Articles By
Jack W. Bolling, Esq.

Medicaid: A Misunderstood and Underutilized Long-Term Care Option

First, at the risk of being politically incorrect by not saying Happy Holidays or some other form of safe and nonoffensive wish at this time of year, let me start by wishing everyone a very Merry Christmas and a healthy and happy New Year! My family and I happen to celebrate this Christian holiday, thus my wish to you all. But my sincere wish is that each of you will experience the joy and magic that brings us together with family and friends, regardless of your faith or belief.

Now on to the subject at hand; asset preservation, long term care and using expert Medicaid planning and advice to accomplish these goals.

Medicaid is often thought of as a form of welfare.
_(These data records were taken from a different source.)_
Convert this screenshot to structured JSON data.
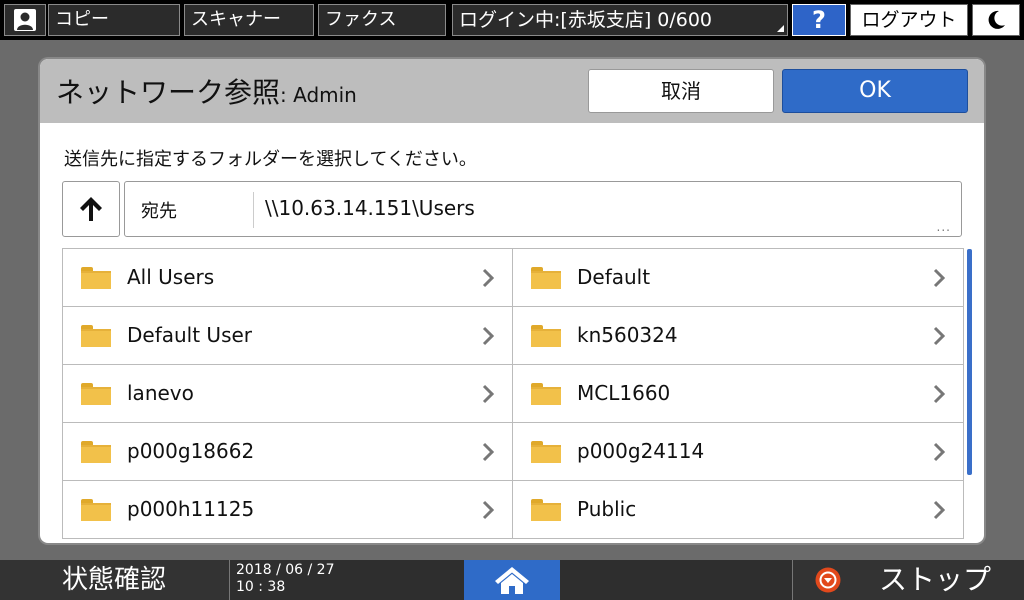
{
  "topbar": {
    "user_icon": "user-icon",
    "copy_label": "コピー",
    "scanner_label": "スキャナー",
    "fax_label": "ファクス",
    "login_status": "ログイン中:[赤坂支店] 0/600",
    "help_label": "?",
    "logout_label": "ログアウト",
    "sleep_icon": "moon-icon"
  },
  "dialog": {
    "title": "ネットワーク参照",
    "title_sub": ": Admin",
    "cancel_label": "取消",
    "ok_label": "OK",
    "instruction": "送信先に指定するフォルダーを選択してください。",
    "up_icon": "arrow-up-icon",
    "path_label": "宛先",
    "path_value": "\\\\10.63.14.151\\Users",
    "path_more": "...",
    "folders": [
      {
        "name": "All Users"
      },
      {
        "name": "Default"
      },
      {
        "name": "Default User"
      },
      {
        "name": "kn560324"
      },
      {
        "name": "lanevo"
      },
      {
        "name": "MCL1660"
      },
      {
        "name": "p000g18662"
      },
      {
        "name": "p000g24114"
      },
      {
        "name": "p000h11125"
      },
      {
        "name": "Public"
      }
    ]
  },
  "bottombar": {
    "status_label": "状態確認",
    "date": "2018 / 06 / 27",
    "time": "10 : 38",
    "home_icon": "home-icon",
    "stop_label": "ストップ"
  },
  "colors": {
    "accent_blue": "#2f6bc8",
    "header_gray": "#bdbdbd",
    "folder_yellow": "#f2c14a",
    "stop_orange": "#e2491c"
  }
}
While it is a needs based program, let me be clear in stating that it is NOT welfare! Also, Medicaid is often confused with Medicare, and they are distinctly different programs. Medicare is an entitlement insurance program similar to social security. Medicare does not pay the costs of longterm care. Medicaid is a joint federal -state program that provides health insurance coverage to low-income children, seniors and people with disabilities. Medicaid is often utilized to pay for long-term care, such as in a nursing home, when the nursing home resident has no other form of long-term care insurance. While we must qualify for Medicaid based on need, the key point to understand is that qualification is not based on being or becoming destitute. This is a myth that can and does hurt many people who should explore the benefits of Medicaid to help defer expensive long-term care costs while preserving their assets.

Typical of many folks, my Aunt Jo (now deceased bless her soul!) lived in rural North Carolina and got most of her advice about virtually anything from the local Walmart cashier. God bless Walmart cashiers! They perform a difficult and perplexing job (ever work retail?) and are to be admired, especially at this time of year! However, I am pretty sure that this nice gal was not an attorney, although she probably made more money. So, if you happen to run into me at Walmart please don’t ask me a perplexing retail type question because that is not my area of expertise. And, no I do not have an opinion about the effectiveness of various incontinence products. Anyway, my point is that too many folks get their advice on matters of great importance from family members or acquaintances who, while well meaning, offer what they are sure is sage advice based on their own experiences. Be certain that no two experiences are the same and no set of facts or circumstances will overlay exactly to solve a problem.

Unfortunately, people quite often rely and act upon the well meaning advice received and as a result the consequences can be devastating; sometimes without the realization that better solutions or alternatives even existed. Firsthand, expert advice is always the best way to go. Consider these Medicaid facts:

· In Michigan in 2007 the avg. cost of nursing home care was $6,191.00/month!
· 69% of Michigan nursing home residents use Medicaid to pay or defer these costs
· 35-65% of elderly expected to need nursing home care
· 70 % of all Americans have done little or no estate planning, or rely on outdated plans.

Nursing home care is expensive. If your spouse has to go into one, will you have enough money to live on? With a little advance planning the answer to this is, “yes.” The best time to plan for the possibility of nursing home care is while you or your loved ones are still healthy. However, once entry into a nursing home becomes necessary, it is still not too late to put a plan into place. In fact, contrary to the myth that you must spend down all your assets to qualify for Medicaid, with a little planning we can often protect most, if not all, of your assets for you and your loved ones. Medicaid rules are complex and they change frequently so, get good advice. Careful planning, whether in advance or in response to an unexpected need for care, can help protect your estate for you and your loved ones. Peace of mind goes a long way, especially as we, or our folks, get older.